Foreign investigators inspect a crater left by the blast on Tuesday December 15 in Kabul.
  • Dead included one of former Afghan VP's guards and an assistant
  • Blast hit as Afghan President Hamid Karzai at nearby anti-corruption convention
  • Former Vice President Ahmad Zia Massoud not harmed in the attack
  • Red Cross says it visited three captives of the Taliban in November
  • Afghanistan
  • Kabul
  • Hamid Karzai

Kabul, Afghanistan (CNN) -- An explosion outside the home of Afghanistan's former vice president killed at least eight people Tuesday, government officials have said.

The explosion was near the Kabul residence of former vice-president Ahmad Zia Massoud, Afghan President Hamid Karzai told reporters.

Massoud was not harmed in the attack.

Among those killed were one of Massoud's guards and an assistant, the former vice president's aide said. Forty others were wounded in the blast.

The explosion broke windows in a hotel a few blocks away.

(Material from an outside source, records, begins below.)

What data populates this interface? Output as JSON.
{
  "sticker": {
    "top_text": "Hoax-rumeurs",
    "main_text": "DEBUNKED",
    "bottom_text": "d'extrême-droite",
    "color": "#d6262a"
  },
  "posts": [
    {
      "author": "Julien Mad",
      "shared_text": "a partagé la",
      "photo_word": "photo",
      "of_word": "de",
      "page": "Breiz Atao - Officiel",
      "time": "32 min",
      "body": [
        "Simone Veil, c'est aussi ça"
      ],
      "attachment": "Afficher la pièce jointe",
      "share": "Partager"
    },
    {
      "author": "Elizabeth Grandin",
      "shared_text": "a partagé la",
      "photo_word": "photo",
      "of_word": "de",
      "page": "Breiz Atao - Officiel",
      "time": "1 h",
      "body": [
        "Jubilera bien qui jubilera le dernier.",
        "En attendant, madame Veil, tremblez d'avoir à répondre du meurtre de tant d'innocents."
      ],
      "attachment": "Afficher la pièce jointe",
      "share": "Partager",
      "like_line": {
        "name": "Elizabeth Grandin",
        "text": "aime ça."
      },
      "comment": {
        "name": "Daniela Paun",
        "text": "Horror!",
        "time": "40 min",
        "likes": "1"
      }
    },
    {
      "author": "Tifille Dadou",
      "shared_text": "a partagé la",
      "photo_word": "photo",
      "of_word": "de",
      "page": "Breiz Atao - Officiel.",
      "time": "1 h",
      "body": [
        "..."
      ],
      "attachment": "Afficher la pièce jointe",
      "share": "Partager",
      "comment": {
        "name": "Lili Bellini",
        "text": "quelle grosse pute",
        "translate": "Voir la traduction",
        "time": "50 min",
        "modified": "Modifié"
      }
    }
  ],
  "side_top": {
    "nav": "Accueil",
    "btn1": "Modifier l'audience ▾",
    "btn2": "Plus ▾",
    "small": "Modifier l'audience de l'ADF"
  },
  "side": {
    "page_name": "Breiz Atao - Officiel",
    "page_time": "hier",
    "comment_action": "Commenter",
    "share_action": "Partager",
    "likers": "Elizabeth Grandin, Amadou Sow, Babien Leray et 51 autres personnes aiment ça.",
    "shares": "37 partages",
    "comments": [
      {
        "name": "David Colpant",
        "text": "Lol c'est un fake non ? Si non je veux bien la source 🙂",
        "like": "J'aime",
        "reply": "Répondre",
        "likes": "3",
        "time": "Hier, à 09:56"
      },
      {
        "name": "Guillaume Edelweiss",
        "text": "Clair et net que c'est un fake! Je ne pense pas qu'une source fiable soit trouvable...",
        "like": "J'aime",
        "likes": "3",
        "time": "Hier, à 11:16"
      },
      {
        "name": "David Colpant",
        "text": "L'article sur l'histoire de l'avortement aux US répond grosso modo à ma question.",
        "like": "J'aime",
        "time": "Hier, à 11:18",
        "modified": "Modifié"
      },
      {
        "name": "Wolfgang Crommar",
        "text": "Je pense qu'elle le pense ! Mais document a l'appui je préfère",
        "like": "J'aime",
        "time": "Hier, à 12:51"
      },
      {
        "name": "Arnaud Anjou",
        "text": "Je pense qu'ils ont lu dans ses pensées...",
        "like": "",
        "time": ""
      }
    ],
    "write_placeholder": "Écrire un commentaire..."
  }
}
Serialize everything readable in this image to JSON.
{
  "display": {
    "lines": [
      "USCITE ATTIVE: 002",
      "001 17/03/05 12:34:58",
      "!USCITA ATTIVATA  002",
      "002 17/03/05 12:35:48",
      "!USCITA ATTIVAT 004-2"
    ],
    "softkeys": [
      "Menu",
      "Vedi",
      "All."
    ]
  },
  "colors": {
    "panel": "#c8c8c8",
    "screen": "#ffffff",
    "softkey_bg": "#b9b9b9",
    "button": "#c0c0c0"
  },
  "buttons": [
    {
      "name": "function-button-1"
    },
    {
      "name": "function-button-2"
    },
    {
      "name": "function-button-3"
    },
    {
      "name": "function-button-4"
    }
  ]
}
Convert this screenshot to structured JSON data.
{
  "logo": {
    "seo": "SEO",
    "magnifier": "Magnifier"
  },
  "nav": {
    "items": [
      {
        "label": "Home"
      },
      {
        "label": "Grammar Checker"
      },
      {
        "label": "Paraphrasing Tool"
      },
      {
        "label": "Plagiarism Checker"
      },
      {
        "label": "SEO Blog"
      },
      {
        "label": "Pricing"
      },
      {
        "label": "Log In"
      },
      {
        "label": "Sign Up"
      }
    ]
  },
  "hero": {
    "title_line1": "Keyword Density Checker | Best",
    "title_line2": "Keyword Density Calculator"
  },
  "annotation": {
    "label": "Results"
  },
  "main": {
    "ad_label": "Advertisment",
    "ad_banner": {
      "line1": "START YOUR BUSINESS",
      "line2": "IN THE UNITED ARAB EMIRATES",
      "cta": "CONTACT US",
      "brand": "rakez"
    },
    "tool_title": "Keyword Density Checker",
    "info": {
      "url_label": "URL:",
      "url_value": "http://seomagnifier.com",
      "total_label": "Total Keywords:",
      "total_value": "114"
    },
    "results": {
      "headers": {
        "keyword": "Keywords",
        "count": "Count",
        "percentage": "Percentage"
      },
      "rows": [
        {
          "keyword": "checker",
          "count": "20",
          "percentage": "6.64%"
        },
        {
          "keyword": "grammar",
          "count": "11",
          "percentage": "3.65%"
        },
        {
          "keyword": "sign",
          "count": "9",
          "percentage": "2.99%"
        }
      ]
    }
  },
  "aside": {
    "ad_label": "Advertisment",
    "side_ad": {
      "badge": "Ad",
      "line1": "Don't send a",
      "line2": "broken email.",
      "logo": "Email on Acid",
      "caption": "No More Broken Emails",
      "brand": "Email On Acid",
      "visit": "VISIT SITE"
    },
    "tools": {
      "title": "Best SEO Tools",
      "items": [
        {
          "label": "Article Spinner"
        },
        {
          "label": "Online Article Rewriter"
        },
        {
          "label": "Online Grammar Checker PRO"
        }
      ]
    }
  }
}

Tuesday morning's explosion occurred as the Afghan president was at a nearby anti-corruption convention.

Karzai issued a statement condemning the attack, calling it inhumane and cowardly. The president called for a full scale investigation.

Massoud is a notable figure in Afghan politics. Not only was he a vice president of the county under Karzai, but his brother the late Ahmed Shah Massoud was heralded as a leader in the fight against the Taliban.

Ahmed Shah Massoud, the leader of the Northern Alliance, the Taliban's main opposition, was killed September 9, 2001, by a bomb inside a video camera during an interview at his headquarters with Tunisian al Qaeda operatives posing as journalists.

Meanwhile the International Committee of the Red Cross visited three Afghan security forces being held captive by the Taliban for the first time, the agency said Tuesday.

The two visits occurred in late November in Badghis province in northwestern Afghanistan, the agency said. "This is the first time since the beginning of the current conflict that the ICRC has visited people detained by the armed opposition," said Reto Stocker, head of the ICRC's delegation in Kabul.

"We plan to conduct and repeat visits in other regions, and hope to visit people held by other armed opposition groups, with the aim of ensuring that everyone detained in relation to the armed conflict is treated humanely."

The ICRC says it regularly visits detained people in conflict zones to assess their conditions and treatment.

The agency say it currently currently visits 136 places of detention in Afghanistan.

-- CNN's Tim Schwarz and Fred Pleitgen contributed to this report